A sun lamp, a sleeping pill, my mother dozing without the UV peepers over her eyes.  Dark, troubled, shake-of-the-head talk from my father on the phone with the doctor. Mother in her bright blue terry-cloth robe, her face burned blood red and blistered, her eyes blistered too, the wreckage hidden beneath the cotton bandaged to her sockets, helped up the stairs by my father.  This hand on the railing, now step up. Now that hand, that’s right, easy does it.  An anxious servility in him.

The experience two decades later of seeing, for the first time, Oedipus, that subversive song of pride and shame.  The blind prophet Tiresias pointing his gnarled finger at Oedipus, exclaiming in John Gielgud’s majestic warble: You, you are the unclean thing.  You are the one who must go.

But back then, in Dallas, at the Old Mill Stream Apartments, I thought only of myself.  Did I worry about my mother?  Yes, certainly yes.  But folding the Times Herald in the dark, four in the morning, beneath the apartment stairs, alone, I imagined what it would be like to have a blind mother.  I could see it, a life marked out as significant, a source of pity and fear.  The world of Braille, wooden canes, hairy shepherds: that’s what I wanted, what I shamefully longed for.

Even then I yearned for tragedy, could taste the aesthetics of suffering.

Oh, how strange and tender are the dark fantasies of children.  I was disappointed in a way I’d never articulate, even to myself, when the bandages were unspun from her eyes, her vision miraculously restored, like a gift from the gods. No excuses now, no spectacular catastrophe, no special privilege or catharsis for her pitiable son, The Child of the Blind Woman.  Just more papers to fold and rubber-band in the dark, without her help.

Then out on the roads by sunrise, pushing my grocery cart full of news, not a boy in exile, but merely a messenger, the black print all over my hands and face and coat, so that when I returned home, to where my parents slept, humbled and relieved, between the newly washed sheets, I was only too aware that I was the dirty one. I was the unclean thing.

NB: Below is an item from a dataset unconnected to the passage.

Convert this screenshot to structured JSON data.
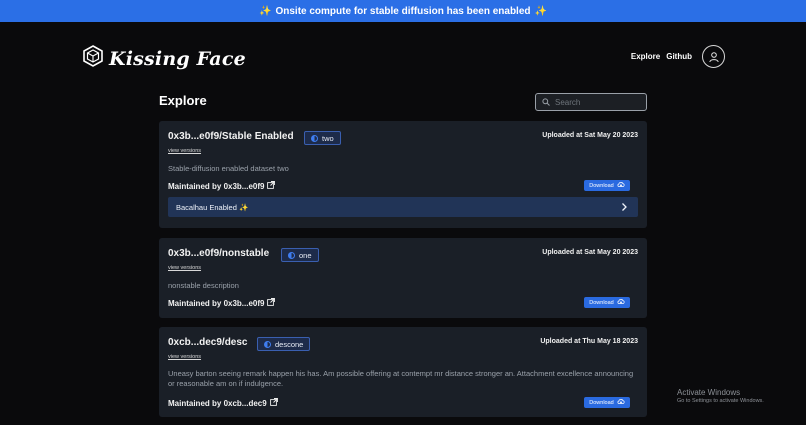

K.L. Cook has published two books, Last Call a collection of linked stories that won the inaugural Prairie Schooner Book Prize in fiction, and The Girl from Charnelle,  a novel that won the 2007 WILLA Award for Contemporary Fiction.  His essays, fiction, and poems have been published in such journals as Glimmer Train, Shenandoah, Threepenny Review, American Short Fiction, Harvard Review, and Poets & Writers. A professor of creative writing and literature at Prescott College and a member of the graduate faculty of Spalding University’s brief-residency MFA in Writing Program, Cook was the 2007-08 Viebranz Visiting Professor of Creative Writing at St. Lawrence University.

photo by Dinty W. Moore